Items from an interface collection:
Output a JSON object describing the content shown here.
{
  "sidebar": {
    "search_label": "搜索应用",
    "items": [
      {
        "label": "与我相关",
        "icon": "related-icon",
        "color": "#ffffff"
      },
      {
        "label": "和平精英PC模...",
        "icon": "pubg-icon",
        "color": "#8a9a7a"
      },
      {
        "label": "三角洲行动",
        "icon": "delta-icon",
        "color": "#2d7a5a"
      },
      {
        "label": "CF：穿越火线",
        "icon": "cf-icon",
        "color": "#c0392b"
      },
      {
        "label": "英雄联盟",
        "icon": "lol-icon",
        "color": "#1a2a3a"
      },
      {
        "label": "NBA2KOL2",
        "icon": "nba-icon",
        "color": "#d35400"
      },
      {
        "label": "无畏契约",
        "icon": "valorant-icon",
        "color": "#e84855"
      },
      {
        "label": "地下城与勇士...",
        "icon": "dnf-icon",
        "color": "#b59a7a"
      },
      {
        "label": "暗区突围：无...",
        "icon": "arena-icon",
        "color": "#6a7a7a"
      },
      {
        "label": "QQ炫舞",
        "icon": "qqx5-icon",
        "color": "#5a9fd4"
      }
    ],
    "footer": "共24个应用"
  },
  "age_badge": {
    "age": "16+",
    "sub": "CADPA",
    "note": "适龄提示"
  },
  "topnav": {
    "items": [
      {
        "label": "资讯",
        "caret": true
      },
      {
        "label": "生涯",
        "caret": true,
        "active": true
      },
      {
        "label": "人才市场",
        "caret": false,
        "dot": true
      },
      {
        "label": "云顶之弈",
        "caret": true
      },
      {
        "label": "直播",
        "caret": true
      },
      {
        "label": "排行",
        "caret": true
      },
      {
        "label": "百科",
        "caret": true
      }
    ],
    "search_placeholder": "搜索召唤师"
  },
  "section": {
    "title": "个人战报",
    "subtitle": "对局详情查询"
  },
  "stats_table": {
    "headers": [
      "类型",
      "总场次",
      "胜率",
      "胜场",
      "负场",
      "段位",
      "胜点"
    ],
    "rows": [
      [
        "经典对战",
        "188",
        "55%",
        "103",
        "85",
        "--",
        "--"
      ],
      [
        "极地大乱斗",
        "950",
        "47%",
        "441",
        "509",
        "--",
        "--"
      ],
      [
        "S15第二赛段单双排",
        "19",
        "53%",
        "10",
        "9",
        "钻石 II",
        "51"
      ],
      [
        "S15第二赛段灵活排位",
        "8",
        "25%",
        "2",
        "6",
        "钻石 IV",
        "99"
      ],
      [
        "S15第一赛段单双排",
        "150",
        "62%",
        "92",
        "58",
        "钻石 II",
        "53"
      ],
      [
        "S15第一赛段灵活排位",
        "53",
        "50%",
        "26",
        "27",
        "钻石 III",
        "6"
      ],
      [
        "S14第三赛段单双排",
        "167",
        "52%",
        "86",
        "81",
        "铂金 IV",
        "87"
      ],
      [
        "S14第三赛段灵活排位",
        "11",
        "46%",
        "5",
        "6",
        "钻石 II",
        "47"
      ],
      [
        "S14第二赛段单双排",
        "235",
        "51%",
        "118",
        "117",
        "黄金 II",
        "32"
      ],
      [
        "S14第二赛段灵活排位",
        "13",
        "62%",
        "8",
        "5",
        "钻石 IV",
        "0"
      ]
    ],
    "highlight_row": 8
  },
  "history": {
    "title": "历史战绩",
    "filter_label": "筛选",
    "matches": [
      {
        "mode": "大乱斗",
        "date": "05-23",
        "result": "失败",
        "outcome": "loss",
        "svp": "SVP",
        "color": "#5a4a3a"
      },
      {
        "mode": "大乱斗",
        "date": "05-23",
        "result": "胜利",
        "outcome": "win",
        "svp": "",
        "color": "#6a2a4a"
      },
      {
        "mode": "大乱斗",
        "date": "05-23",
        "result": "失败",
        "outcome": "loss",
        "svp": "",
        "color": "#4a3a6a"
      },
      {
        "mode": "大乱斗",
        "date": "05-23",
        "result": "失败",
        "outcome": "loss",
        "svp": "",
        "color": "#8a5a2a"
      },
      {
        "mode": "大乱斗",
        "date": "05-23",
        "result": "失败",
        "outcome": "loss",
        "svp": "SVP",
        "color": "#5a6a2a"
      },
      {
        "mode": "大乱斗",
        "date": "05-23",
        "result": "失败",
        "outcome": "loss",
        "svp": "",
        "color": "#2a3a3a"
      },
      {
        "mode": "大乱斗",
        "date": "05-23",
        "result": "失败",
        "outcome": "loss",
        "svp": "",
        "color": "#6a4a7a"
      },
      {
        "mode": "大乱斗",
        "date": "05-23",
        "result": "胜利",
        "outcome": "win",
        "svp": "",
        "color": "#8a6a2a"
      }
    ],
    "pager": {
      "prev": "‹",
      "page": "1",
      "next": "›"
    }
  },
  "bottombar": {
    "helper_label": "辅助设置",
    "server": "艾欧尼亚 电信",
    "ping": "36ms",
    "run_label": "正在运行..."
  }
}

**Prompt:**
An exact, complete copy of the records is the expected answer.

**Solution to the exercise:**
Output a JSON object describing the content shown here.
{
  "sidebar": {
    "search_label": "搜索应用",
    "items": [
      {
        "label": "与我相关",
        "icon": "related-icon",
        "color": "#ffffff"
      },
      {
        "label": "和平精英PC模...",
        "icon": "pubg-icon",
        "color": "#8a9a7a"
      },
      {
        "label": "三角洲行动",
        "icon": "delta-icon",
        "color": "#2d7a5a"
      },
      {
        "label": "CF：穿越火线",
        "icon": "cf-icon",
        "color": "#c0392b"
      },
      {
        "label": "英雄联盟",
        "icon": "lol-icon",
        "color": "#1a2a3a"
      },
      {
        "label": "NBA2KOL2",
        "icon": "nba-icon",
        "color": "#d35400"
      },
      {
        "label": "无畏契约",
        "icon": "valorant-icon",
        "color": "#e84855"
      },
      {
        "label": "地下城与勇士...",
        "icon": "dnf-icon",
        "color": "#b59a7a"
      },
      {
        "label": "暗区突围：无...",
        "icon": "arena-icon",
        "color": "#6a7a7a"
      },
      {
        "label": "QQ炫舞",
        "icon": "qqx5-icon",
        "color": "#5a9fd4"
      }
    ],
    "footer": "共24个应用"
  },
  "age_badge": {
    "age": "16+",
    "sub": "CADPA",
    "note": "适龄提示"
  },
  "topnav": {
    "items": [
      {
        "label": "资讯",
        "caret": true
      },
      {
        "label": "生涯",
        "caret": true,
        "active": true
      },
      {
        "label": "人才市场",
        "caret": false,
        "dot": true
      },
      {
        "label": "云顶之弈",
        "caret": true
      },
      {
        "label": "直播",
        "caret": true
      },
      {
        "label": "排行",
        "caret": true
      },
      {
        "label": "百科",
        "caret": true
      }
    ],
    "search_placeholder": "搜索召唤师"
  },
  "section": {
    "title": "个人战报",
    "subtitle": "对局详情查询"
  },
  "stats_table": {
    "headers": [
      "类型",
      "总场次",
      "胜率",
      "胜场",
      "负场",
      "段位",
      "胜点"
    ],
    "rows": [
      [
        "经典对战",
        "188",
        "55%",
        "103",
        "85",
        "--",
        "--"
      ],
      [
        "极地大乱斗",
        "950",
        "47%",
        "441",
        "509",
        "--",
        "--"
      ],
      [
        "S15第二赛段单双排",
        "19",
        "53%",
        "10",
        "9",
        "钻石 II",
        "51"
      ],
      [
        "S15第二赛段灵活排位",
        "8",
        "25%",
        "2",
        "6",
        "钻石 IV",
        "99"
      ],
      [
        "S15第一赛段单双排",
        "150",
        "62%",
        "92",
        "58",
        "钻石 II",
        "53"
      ],
      [
        "S15第一赛段灵活排位",
        "53",
        "50%",
        "26",
        "27",
        "钻石 III",
        "6"
      ],
      [
        "S14第三赛段单双排",
        "167",
        "52%",
        "86",
        "81",
        "铂金 IV",
        "87"
      ],
      [
        "S14第三赛段灵活排位",
        "11",
        "46%",
        "5",
        "6",
        "钻石 II",
        "47"
      ],
      [
        "S14第二赛段单双排",
        "235",
        "51%",
        "118",
        "117",
        "黄金 II",
        "32"
      ],
      [
        "S14第二赛段灵活排位",
        "13",
        "62%",
        "8",
        "5",
        "钻石 IV",
        "0"
      ]
    ],
    "highlight_row": 8
  },
  "history": {
    "title": "历史战绩",
    "filter_label": "筛选",
    "matches": [
      {
        "mode": "大乱斗",
        "date": "05-23",
        "result": "失败",
        "outcome": "loss",
        "svp": "SVP",
        "color": "#5a4a3a"
      },
      {
        "mode": "大乱斗",
        "date": "05-23",
        "result": "胜利",
        "outcome": "win",
        "svp": "",
        "color": "#6a2a4a"
      },
      {
        "mode": "大乱斗",
        "date": "05-23",
        "result": "失败",
        "outcome": "loss",
        "svp": "",
        "color": "#4a3a6a"
      },
      {
        "mode": "大乱斗",
        "date": "05-23",
        "result": "失败",
        "outcome": "loss",
        "svp": "",
        "color": "#8a5a2a"
      },
      {
        "mode": "大乱斗",
        "date": "05-23",
        "result": "失败",
        "outcome": "loss",
        "svp": "SVP",
        "color": "#5a6a2a"
      },
      {
        "mode": "大乱斗",
        "date": "05-23",
        "result": "失败",
        "outcome": "loss",
        "svp": "",
        "color": "#2a3a3a"
      },
      {
        "mode": "大乱斗",
        "date": "05-23",
        "result": "失败",
        "outcome": "loss",
        "svp": "",
        "color": "#6a4a7a"
      },
      {
        "mode": "大乱斗",
        "date": "05-23",
        "result": "胜利",
        "outcome": "win",
        "svp": "",
        "color": "#8a6a2a"
      }
    ],
    "pager": {
      "prev": "‹",
      "page": "1",
      "next": "›"
    }
  },
  "bottombar": {
    "helper_label": "辅助设置",
    "server": "艾欧尼亚 电信",
    "ping": "36ms",
    "run_label": "正在运行..."
  }
}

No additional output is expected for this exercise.